§ **INSTRUCTIONS FOR THE TASK**
An exact copy of each line below is needed, with no images in it.

==== STORED DATA

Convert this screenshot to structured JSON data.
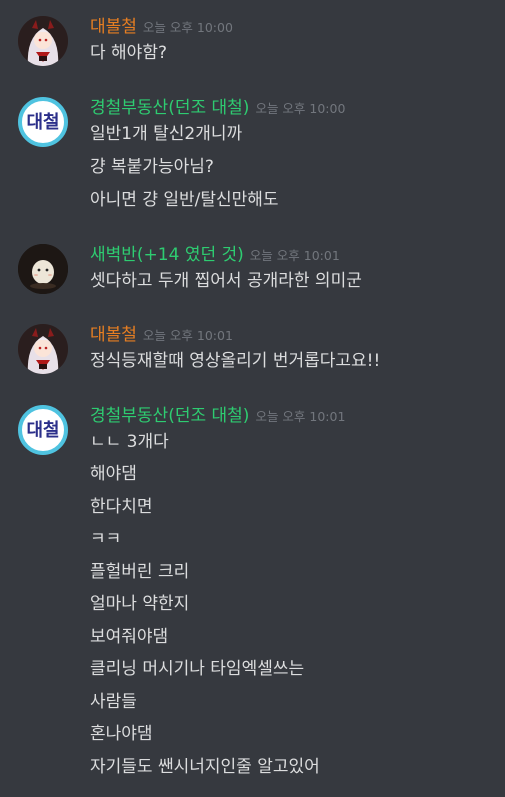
{
  "messages": [
    {
      "username": "대볼철",
      "name_color": "#e67e22",
      "timestamp": "오늘 오후 10:00",
      "lines": [
        "다 해야함?"
      ]
    },
    {
      "username": "경철부동산(던조 대철)",
      "name_color": "#2ecc71",
      "timestamp": "오늘 오후 10:00",
      "avatar_text": "대철",
      "lines": [
        "일반1개 탈신2개니까",
        "걍 복붙가능아님?",
        "아니면 걍 일반/탈신만해도"
      ]
    },
    {
      "username": "새벽반(+14 였던 것)",
      "name_color": "#2ecc71",
      "timestamp": "오늘 오후 10:01",
      "lines": [
        "셋다하고 두개 찝어서 공개라한 의미군"
      ]
    },
    {
      "username": "대볼철",
      "name_color": "#e67e22",
      "timestamp": "오늘 오후 10:01",
      "lines": [
        "정식등재할때 영상올리기 번거롭다고요!!"
      ]
    },
    {
      "username": "경철부동산(던조 대철)",
      "name_color": "#2ecc71",
      "timestamp": "오늘 오후 10:01",
      "avatar_text": "대철",
      "lines": [
        "ㄴㄴ 3개다",
        "해야댐",
        "한다치면",
        "ㅋㅋ",
        "플헐버린 크리",
        "얼마나 약한지",
        "보여줘야댐",
        "클리닝 머시기나 타임엑셀쓰는",
        "사람들",
        "혼나야댐",
        "자기들도 쌘시너지인줄 알고있어"
      ]
    }
  ]
}
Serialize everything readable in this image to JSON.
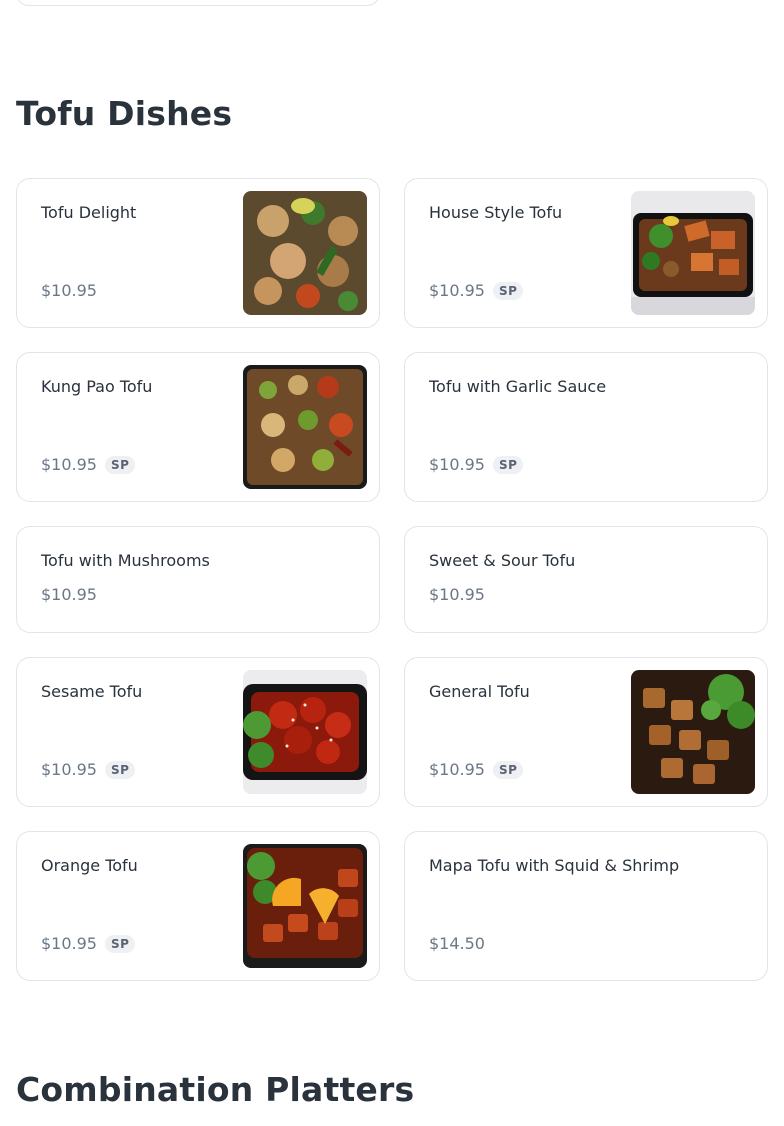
{
  "sections": {
    "tofu_title": "Tofu Dishes",
    "combo_title": "Combination Platters"
  },
  "items": [
    {
      "name": "Tofu Delight",
      "price": "$10.95",
      "badge": "",
      "image": "food-photo-mixed-vegetables-tofu"
    },
    {
      "name": "House Style Tofu",
      "price": "$10.95",
      "badge": "SP",
      "image": "food-photo-house-tofu"
    },
    {
      "name": "Kung Pao Tofu",
      "price": "$10.95",
      "badge": "SP",
      "image": "food-photo-kung-pao-tofu"
    },
    {
      "name": "Tofu with Garlic Sauce",
      "price": "$10.95",
      "badge": "SP",
      "image": ""
    },
    {
      "name": "Tofu with Mushrooms",
      "price": "$10.95",
      "badge": "",
      "image": ""
    },
    {
      "name": "Sweet & Sour Tofu",
      "price": "$10.95",
      "badge": "",
      "image": ""
    },
    {
      "name": "Sesame Tofu",
      "price": "$10.95",
      "badge": "SP",
      "image": "food-photo-sesame-tofu"
    },
    {
      "name": "General Tofu",
      "price": "$10.95",
      "badge": "SP",
      "image": "food-photo-general-tofu"
    },
    {
      "name": "Orange Tofu",
      "price": "$10.95",
      "badge": "SP",
      "image": "food-photo-orange-tofu"
    },
    {
      "name": "Mapa Tofu with Squid & Shrimp",
      "price": "$14.50",
      "badge": "",
      "image": ""
    }
  ],
  "colors": {
    "title": "#2a323c",
    "price": "#6b7787",
    "badge_bg": "#eef0f3",
    "border": "#e2e4e8"
  }
}
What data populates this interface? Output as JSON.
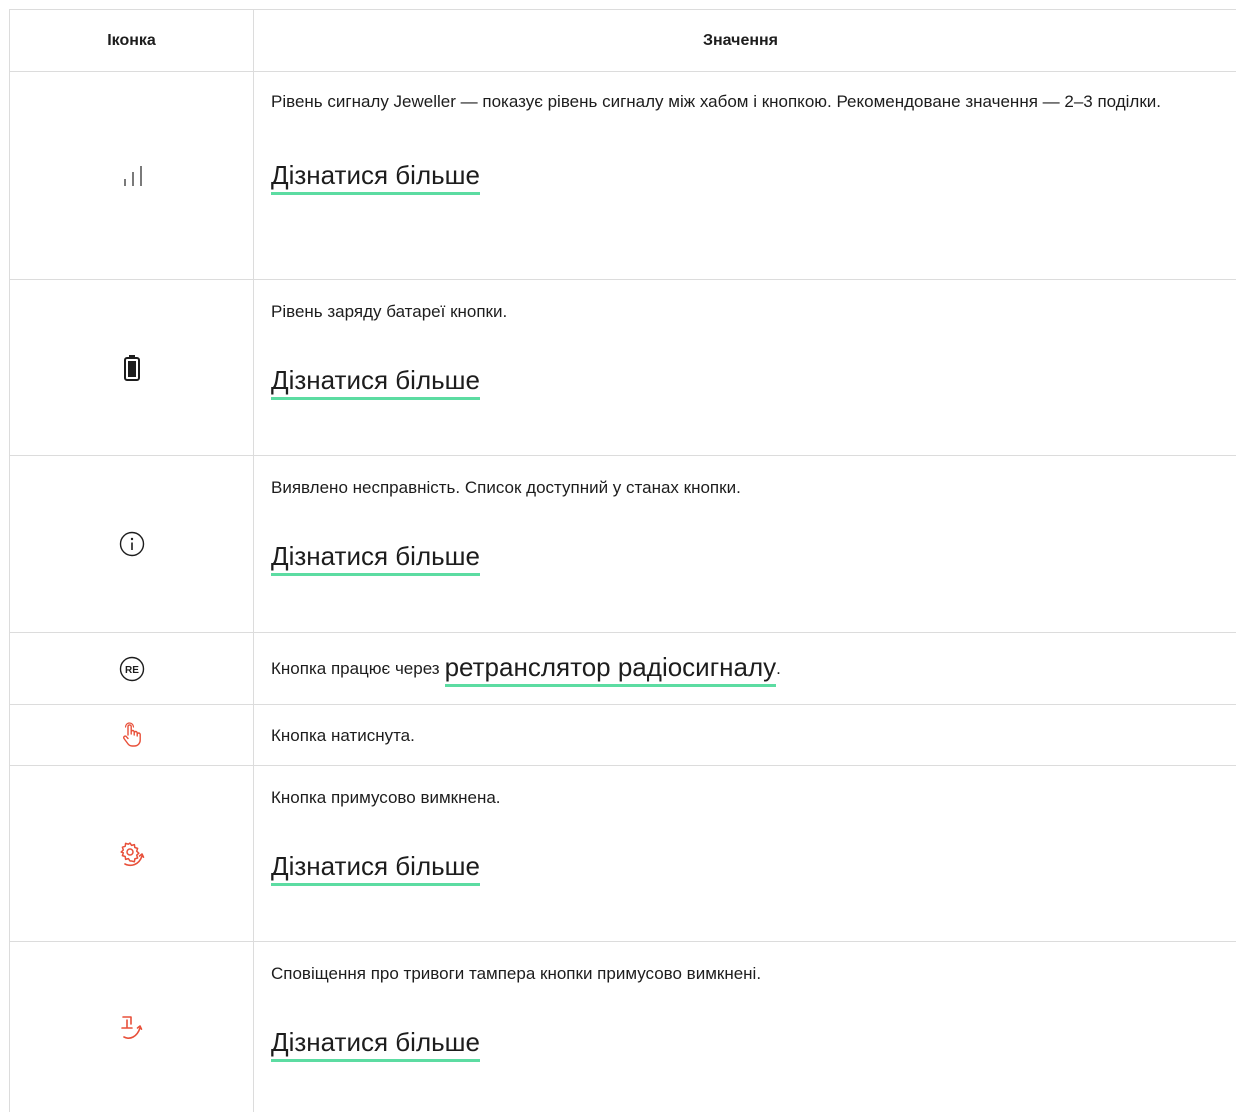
{
  "header": {
    "col_icon": "Іконка",
    "col_meaning": "Значення"
  },
  "accent_color": "#5cdca2",
  "icon_red": "#e8503a",
  "rows": [
    {
      "icon": "signal-strength-icon",
      "text": "Рівень сигналу Jeweller — показує рівень сигналу між хабом і кнопкою. Рекомендоване значення — 2–3 поділки.",
      "link": "Дізнатися більше"
    },
    {
      "icon": "battery-icon",
      "text": "Рівень заряду батареї кнопки.",
      "link": "Дізнатися більше"
    },
    {
      "icon": "info-icon",
      "text": "Виявлено несправність. Список доступний у станах кнопки.",
      "link": "Дізнатися більше"
    },
    {
      "icon": "repeater-re-icon",
      "text_before": "Кнопка працює через",
      "link": "ретранслятор радіосигналу",
      "text_after": "."
    },
    {
      "icon": "button-pressed-hand-icon",
      "text": "Кнопка натиснута."
    },
    {
      "icon": "forced-disable-gear-icon",
      "text": "Кнопка примусово вимкнена.",
      "link": "Дізнатися більше"
    },
    {
      "icon": "tamper-disabled-icon",
      "text": "Сповіщення про тривоги тампера кнопки примусово вимкнені.",
      "link": "Дізнатися більше"
    }
  ]
}
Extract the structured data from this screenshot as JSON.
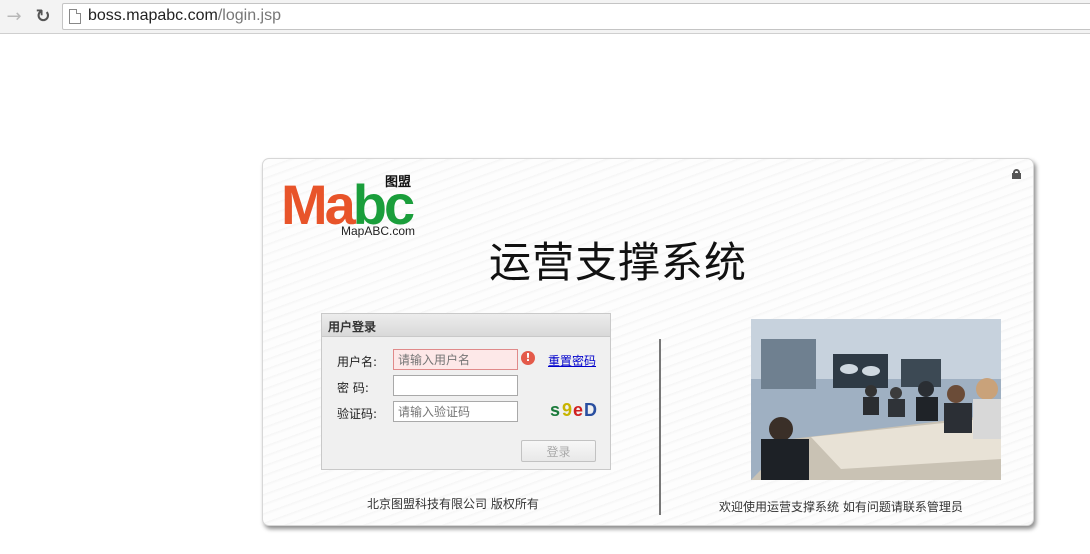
{
  "browser": {
    "url_domain": "boss.mapabc.com",
    "url_path": "/login.jsp",
    "forward_icon": "arrow-right-icon",
    "reload_icon": "reload-icon"
  },
  "logo": {
    "word_part1": "Ma",
    "word_part2": "bc",
    "cn_name": "图盟",
    "domain": "MapABC.com"
  },
  "page": {
    "title": "运营支撑系统",
    "copyright": "北京图盟科技有限公司 版权所有",
    "welcome": "欢迎使用运营支撑系统 如有问题请联系管理员"
  },
  "login": {
    "header": "用户登录",
    "username_label": "用户名:",
    "username_placeholder": "请输入用户名",
    "password_label": "密  码:",
    "captcha_label": "验证码:",
    "captcha_placeholder": "请输入验证码",
    "captcha_text": [
      "s",
      "9",
      "e",
      "D"
    ],
    "reset_link": "重置密码",
    "error_icon": "!",
    "submit": "登录"
  },
  "colors": {
    "logo_orange": "#e8542a",
    "logo_green": "#1a9e3b",
    "link_blue": "#0000cc",
    "error_red": "#e45a4a"
  }
}
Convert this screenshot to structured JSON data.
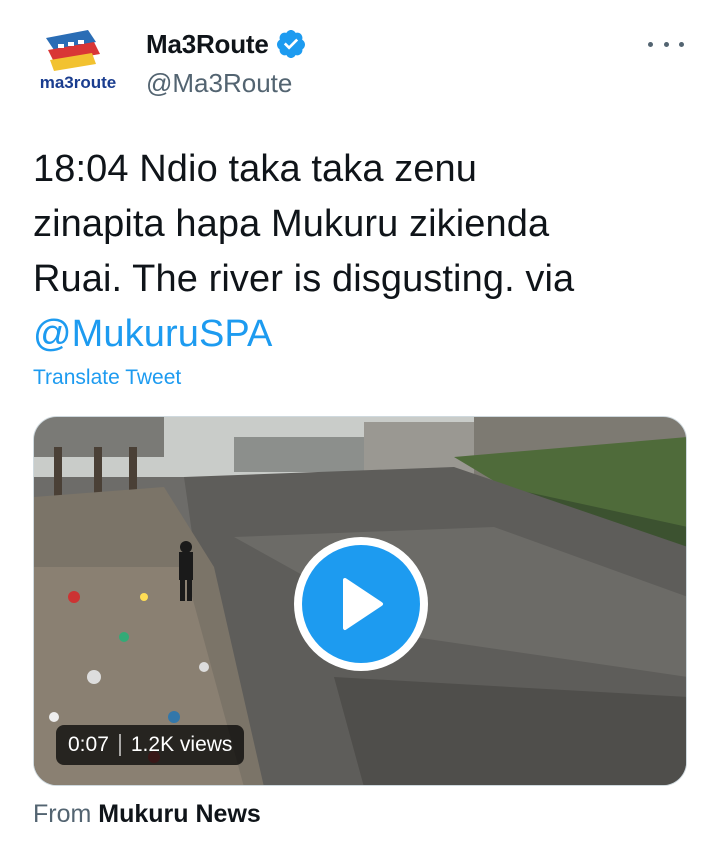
{
  "author": {
    "display_name": "Ma3Route",
    "handle": "@Ma3Route",
    "avatar_text": "ma3route",
    "verified": true
  },
  "tweet": {
    "text_lines": [
      "18:04 Ndio taka taka zenu",
      "zinapita hapa Mukuru zikienda",
      "Ruai. The river is disgusting.   via"
    ],
    "mention": "@MukuruSPA",
    "translate_label": "Translate Tweet"
  },
  "media": {
    "duration": "0:07",
    "views": "1.2K views"
  },
  "source": {
    "prefix": "From",
    "name": "Mukuru News"
  },
  "icons": {
    "verified": "verified-badge-icon",
    "more": "more-options-icon",
    "play": "play-icon"
  },
  "colors": {
    "accent": "#1d9bf0",
    "text": "#0f1419",
    "secondary": "#536471"
  }
}
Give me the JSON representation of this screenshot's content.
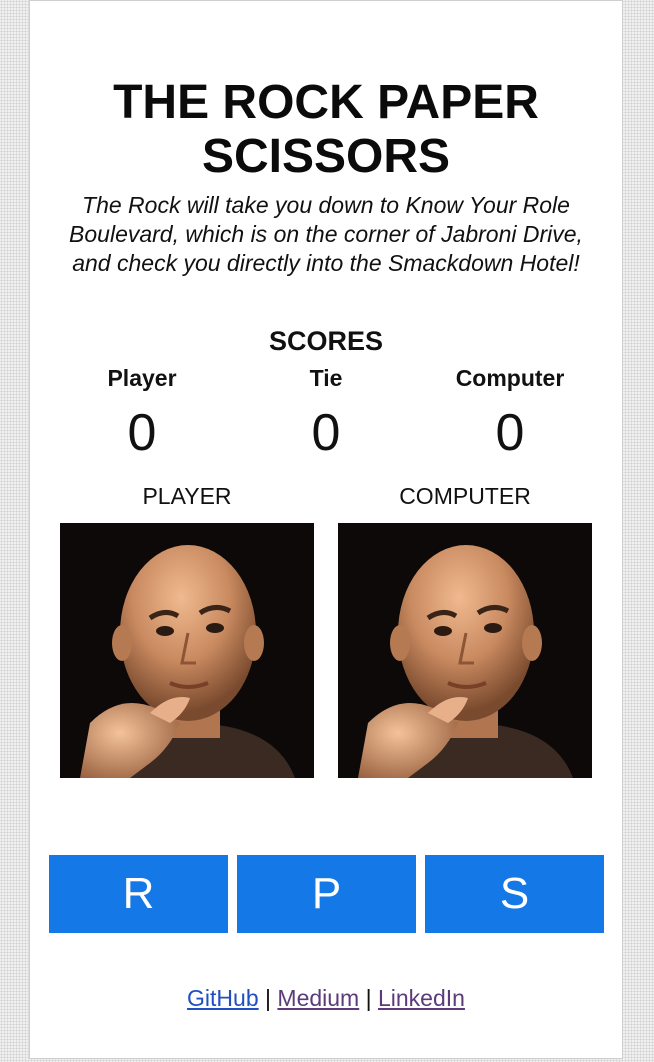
{
  "header": {
    "title_line1": "THE ROCK PAPER",
    "title_line2": "SCISSORS",
    "tagline_line1": "The Rock will take you down to Know Your Role",
    "tagline_line2": "Boulevard, which is on the corner of Jabroni Drive,",
    "tagline_line3": "and check you directly into the Smackdown Hotel!"
  },
  "scores": {
    "heading": "SCORES",
    "columns": [
      {
        "label": "Player",
        "value": "0"
      },
      {
        "label": "Tie",
        "value": "0"
      },
      {
        "label": "Computer",
        "value": "0"
      }
    ]
  },
  "choices": {
    "player_label": "PLAYER",
    "computer_label": "COMPUTER"
  },
  "buttons": {
    "rock": "R",
    "paper": "P",
    "scissors": "S",
    "color": "#1479e6"
  },
  "footer": {
    "github": "GitHub",
    "separator1": "|",
    "medium": "Medium",
    "separator2": "|",
    "linkedin": "LinkedIn"
  }
}
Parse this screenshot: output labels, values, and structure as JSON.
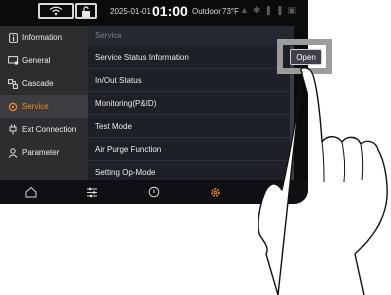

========

§ **RESPONSE AREA**
Convert this screenshot to structured JSON data.
{
  "messages": [
    {
      "username": "대볼철",
      "name_color": "#e67e22",
      "timestamp": "오늘 오후 10:00",
      "lines": [
        "다 해야함?"
      ]
    },
    {
      "username": "경철부동산(던조 대철)",
      "name_color": "#2ecc71",
      "timestamp": "오늘 오후 10:00",
      "avatar_text": "대철",
      "lines": [
        "일반1개 탈신2개니까",
        "걍 복붙가능아님?",
        "아니면 걍 일반/탈신만해도"
      ]
    },
    {
      "username": "새벽반(+14 였던 것)",
      "name_color": "#2ecc71",
      "timestamp": "오늘 오후 10:01",
      "lines": [
        "셋다하고 두개 찝어서 공개라한 의미군"
      ]
    },
    {
      "username": "대볼철",
      "name_color": "#e67e22",
      "timestamp": "오늘 오후 10:01",
      "lines": [
        "정식등재할때 영상올리기 번거롭다고요!!"
      ]
    },
    {
      "username": "경철부동산(던조 대철)",
      "name_color": "#2ecc71",
      "timestamp": "오늘 오후 10:01",
      "avatar_text": "대철",
      "lines": [
        "ㄴㄴ 3개다",
        "해야댐",
        "한다치면",
        "ㅋㅋ",
        "플헐버린 크리",
        "얼마나 약한지",
        "보여줘야댐",
        "클리닝 머시기나 타임엑셀쓰는",
        "사람들",
        "혼나야댐",
        "자기들도 쌘시너지인줄 알고있어"
      ]
    }
  ]
}
Serialize everything readable in this image to JSON.
{
  "sections": {
    "tofu_title": "Tofu Dishes",
    "combo_title": "Combination Platters"
  },
  "items": [
    {
      "name": "Tofu Delight",
      "price": "$10.95",
      "badge": "",
      "image": "food-photo-mixed-vegetables-tofu"
    },
    {
      "name": "House Style Tofu",
      "price": "$10.95",
      "badge": "SP",
      "image": "food-photo-house-tofu"
    },
    {
      "name": "Kung Pao Tofu",
      "price": "$10.95",
      "badge": "SP",
      "image": "food-photo-kung-pao-tofu"
    },
    {
      "name": "Tofu with Garlic Sauce",
      "price": "$10.95",
      "badge": "SP",
      "image": ""
    },
    {
      "name": "Tofu with Mushrooms",
      "price": "$10.95",
      "badge": "",
      "image": ""
    },
    {
      "name": "Sweet & Sour Tofu",
      "price": "$10.95",
      "badge": "",
      "image": ""
    },
    {
      "name": "Sesame Tofu",
      "price": "$10.95",
      "badge": "SP",
      "image": "food-photo-sesame-tofu"
    },
    {
      "name": "General Tofu",
      "price": "$10.95",
      "badge": "SP",
      "image": "food-photo-general-tofu"
    },
    {
      "name": "Orange Tofu",
      "price": "$10.95",
      "badge": "SP",
      "image": "food-photo-orange-tofu"
    },
    {
      "name": "Mapa Tofu with Squid & Shrimp",
      "price": "$14.50",
      "badge": "",
      "image": ""
    }
  ],
  "colors": {
    "title": "#2a323c",
    "price": "#6b7787",
    "badge_bg": "#eef0f3",
    "border": "#e2e4e8"
  }
}
What data populates this interface? Output as JSON.
{
  "header": {
    "col_icon": "Іконка",
    "col_meaning": "Значення"
  },
  "accent_color": "#5cdca2",
  "icon_red": "#e8503a",
  "rows": [
    {
      "icon": "signal-strength-icon",
      "text": "Рівень сигналу Jeweller — показує рівень сигналу між хабом і кнопкою. Рекомендоване значення — 2–3 поділки.",
      "link": "Дізнатися більше"
    },
    {
      "icon": "battery-icon",
      "text": "Рівень заряду батареї кнопки.",
      "link": "Дізнатися більше"
    },
    {
      "icon": "info-icon",
      "text": "Виявлено несправність. Список доступний у станах кнопки.",
      "link": "Дізнатися більше"
    },
    {
      "icon": "repeater-re-icon",
      "text_before": "Кнопка працює через",
      "link": "ретранслятор радіосигналу",
      "text_after": "."
    },
    {
      "icon": "button-pressed-hand-icon",
      "text": "Кнопка натиснута."
    },
    {
      "icon": "forced-disable-gear-icon",
      "text": "Кнопка примусово вимкнена.",
      "link": "Дізнатися більше"
    },
    {
      "icon": "tamper-disabled-icon",
      "text": "Сповіщення про тривоги тампера кнопки примусово вимкнені.",
      "link": "Дізнатися більше"
    }
  ]
}
Extract the structured data from this screenshot as JSON.
{
  "browser": {
    "url_domain": "boss.mapabc.com",
    "url_path": "/login.jsp",
    "forward_icon": "arrow-right-icon",
    "reload_icon": "reload-icon"
  },
  "logo": {
    "word_part1": "Ma",
    "word_part2": "bc",
    "cn_name": "图盟",
    "domain": "MapABC.com"
  },
  "page": {
    "title": "运营支撑系统",
    "copyright": "北京图盟科技有限公司 版权所有",
    "welcome": "欢迎使用运营支撑系统 如有问题请联系管理员"
  },
  "login": {
    "header": "用户登录",
    "username_label": "用户名:",
    "username_placeholder": "请输入用户名",
    "password_label": "密  码:",
    "captcha_label": "验证码:",
    "captcha_placeholder": "请输入验证码",
    "captcha_text": [
      "s",
      "9",
      "e",
      "D"
    ],
    "reset_link": "重置密码",
    "error_icon": "!",
    "submit": "登录"
  },
  "colors": {
    "logo_orange": "#e8542a",
    "logo_green": "#1a9e3b",
    "link_blue": "#0000cc",
    "error_red": "#e45a4a"
  }
}
Convert this screenshot to structured JSON data.
{
  "author": {
    "display_name": "Ma3Route",
    "handle": "@Ma3Route",
    "avatar_text": "ma3route",
    "verified": true
  },
  "tweet": {
    "text_lines": [
      "18:04 Ndio taka taka zenu",
      "zinapita hapa Mukuru zikienda",
      "Ruai. The river is disgusting.   via"
    ],
    "mention": "@MukuruSPA",
    "translate_label": "Translate Tweet"
  },
  "media": {
    "duration": "0:07",
    "views": "1.2K views"
  },
  "source": {
    "prefix": "From",
    "name": "Mukuru News"
  },
  "icons": {
    "verified": "verified-badge-icon",
    "more": "more-options-icon",
    "play": "play-icon"
  },
  "colors": {
    "accent": "#1d9bf0",
    "text": "#0f1419",
    "secondary": "#536471"
  }
}
Give me the JSON representation of this screenshot's content.
{
  "header": {
    "title_line1": "THE ROCK PAPER",
    "title_line2": "SCISSORS",
    "tagline_line1": "The Rock will take you down to Know Your Role",
    "tagline_line2": "Boulevard, which is on the corner of Jabroni Drive,",
    "tagline_line3": "and check you directly into the Smackdown Hotel!"
  },
  "scores": {
    "heading": "SCORES",
    "columns": [
      {
        "label": "Player",
        "value": "0"
      },
      {
        "label": "Tie",
        "value": "0"
      },
      {
        "label": "Computer",
        "value": "0"
      }
    ]
  },
  "choices": {
    "player_label": "PLAYER",
    "computer_label": "COMPUTER"
  },
  "buttons": {
    "rock": "R",
    "paper": "P",
    "scissors": "S",
    "color": "#1479e6"
  },
  "footer": {
    "github": "GitHub",
    "separator1": "|",
    "medium": "Medium",
    "separator2": "|",
    "linkedin": "LinkedIn"
  }
}
Parse this screenshot: output labels, values, and structure as JSON.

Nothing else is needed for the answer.